But drama nonetheless.
Drama in its purest form
Every incident and character seems to matter, seems to be absolutely crucial to the story moving forward, just like Steins;Gate – and just like Steins;Gate, even though No. 6 is moving as fast as it can, the story is still too slow – No. 6 just can’t move that fast. It’s not about the plot, it’s about emotions – I wouldn’t be surprised if it didn’t end with a conclusive defeat of No. 6.
In fact, since the yaoi is now on the roll, is it going to end with just Nezumi and Shion living happily in West District, looking on as the citizens of No. 6 die in panic? Or end with a deus ex machina – literally – as the ‘Gods’ of the experiment (namely, the scientists) descend down and put an end to the madness? The bees still stay as a big antagonist, but the largest antagonist is No. 6 itself – there’s no way a party of six people can defeat an entire city-state, much less turn its ideals upside-down…

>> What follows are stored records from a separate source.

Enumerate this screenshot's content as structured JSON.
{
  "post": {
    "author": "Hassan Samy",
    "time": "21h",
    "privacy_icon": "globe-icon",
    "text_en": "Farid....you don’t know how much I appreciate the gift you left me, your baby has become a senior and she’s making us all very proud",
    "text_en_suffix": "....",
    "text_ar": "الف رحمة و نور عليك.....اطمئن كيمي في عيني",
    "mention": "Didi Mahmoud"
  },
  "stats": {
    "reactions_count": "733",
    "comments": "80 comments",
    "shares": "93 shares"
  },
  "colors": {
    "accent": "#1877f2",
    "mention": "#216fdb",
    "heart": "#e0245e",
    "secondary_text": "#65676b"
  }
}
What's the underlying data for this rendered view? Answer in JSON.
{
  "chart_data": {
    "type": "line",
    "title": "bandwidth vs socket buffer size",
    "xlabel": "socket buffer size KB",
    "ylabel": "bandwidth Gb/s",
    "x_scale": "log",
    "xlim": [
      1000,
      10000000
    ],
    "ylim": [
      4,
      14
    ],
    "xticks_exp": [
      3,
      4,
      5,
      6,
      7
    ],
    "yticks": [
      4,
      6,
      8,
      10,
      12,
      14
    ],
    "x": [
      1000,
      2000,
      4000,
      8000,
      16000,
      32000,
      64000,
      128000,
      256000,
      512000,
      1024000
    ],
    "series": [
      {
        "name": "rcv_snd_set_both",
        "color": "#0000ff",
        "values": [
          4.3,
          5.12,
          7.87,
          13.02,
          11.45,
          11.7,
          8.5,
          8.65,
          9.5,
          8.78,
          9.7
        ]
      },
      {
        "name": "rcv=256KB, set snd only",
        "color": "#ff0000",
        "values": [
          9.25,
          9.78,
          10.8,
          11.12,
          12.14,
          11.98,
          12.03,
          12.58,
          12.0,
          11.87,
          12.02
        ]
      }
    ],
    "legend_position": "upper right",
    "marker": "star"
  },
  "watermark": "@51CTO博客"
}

That said, what is wrong about No. 6? It’s perfect, isn’t it? The only thing that’s wrong is the lack of dissenters. Yet, an utopia can be perfect even if the dissenters are removed (a small sacrifice for the happiness of the entire population), or an utopia can also be perfect with a lot of dissenters highlighting the utopia’s imperfection. That sounds contradictory, but that sort of utopia will keep on improving as long as it can find its own flaws and change them – which is as utopic as an utopia can get, right? It’s the difference between, say, China, which exerts something like a cultural mind-control over its citizens proclaiming how China’s awesome and cool (while in reality, it isn’t all that awesome and cool), and America, whose citizens feel obligated to point out its every flaw because of free speech, and so everybody thinks America is stupid and sucks (while in reality, it isn’t all that stupid and sucky). None of the methods are necessarily ‘better’ – though an American may think the American method is better (alternatively, they might think the Chinese method is better since grass is greener etc.), a Chinese may think the Chinese method is better (and grass is greener so maybe they’ll think American method is better). Each of the methods have gradually evolved from time – the methods far in the future will eventually be the ‘best’ methods of the time. China needs to feel really cool and strong to continue improving (which it’s doing in leaps and bounds), and America needs to address its own flaws, however minute, before it can improve even more (since it’s already reached a sort of ‘cap’). To conclude this long paragraph, back to No. 6 – if Shion really wanted it to be perfect, all that’s necessary is to depose the government that silences dissenters – that’s all. No complicated things. The bees are still a problem, but that comes later. Yet, a brilliant ending will be if Shion finds out that his own opinions aren’t always the best – maybe people will start to riot, and eventually many, many, many more innocent people are killed with this newfound knowledge than would’ve been killed if the dissenters were merely silenced.
I feel like there’s not enough time left, as the ending starts getting worse and worse – there’s only four episodes left to solve the mystery, and the mystery hasn’t even been introduced, yet!
Yet, ultimately, No. 6 is more about the struggles of the main characters as they deal with each other, not as they deal with the city or whatever mystery needs to be solved. No. 6 is as much about story and No. 6 as Fractale is about story and Fractale. This is the new age, ladies and gentlemen.
The age of the new noitaminA.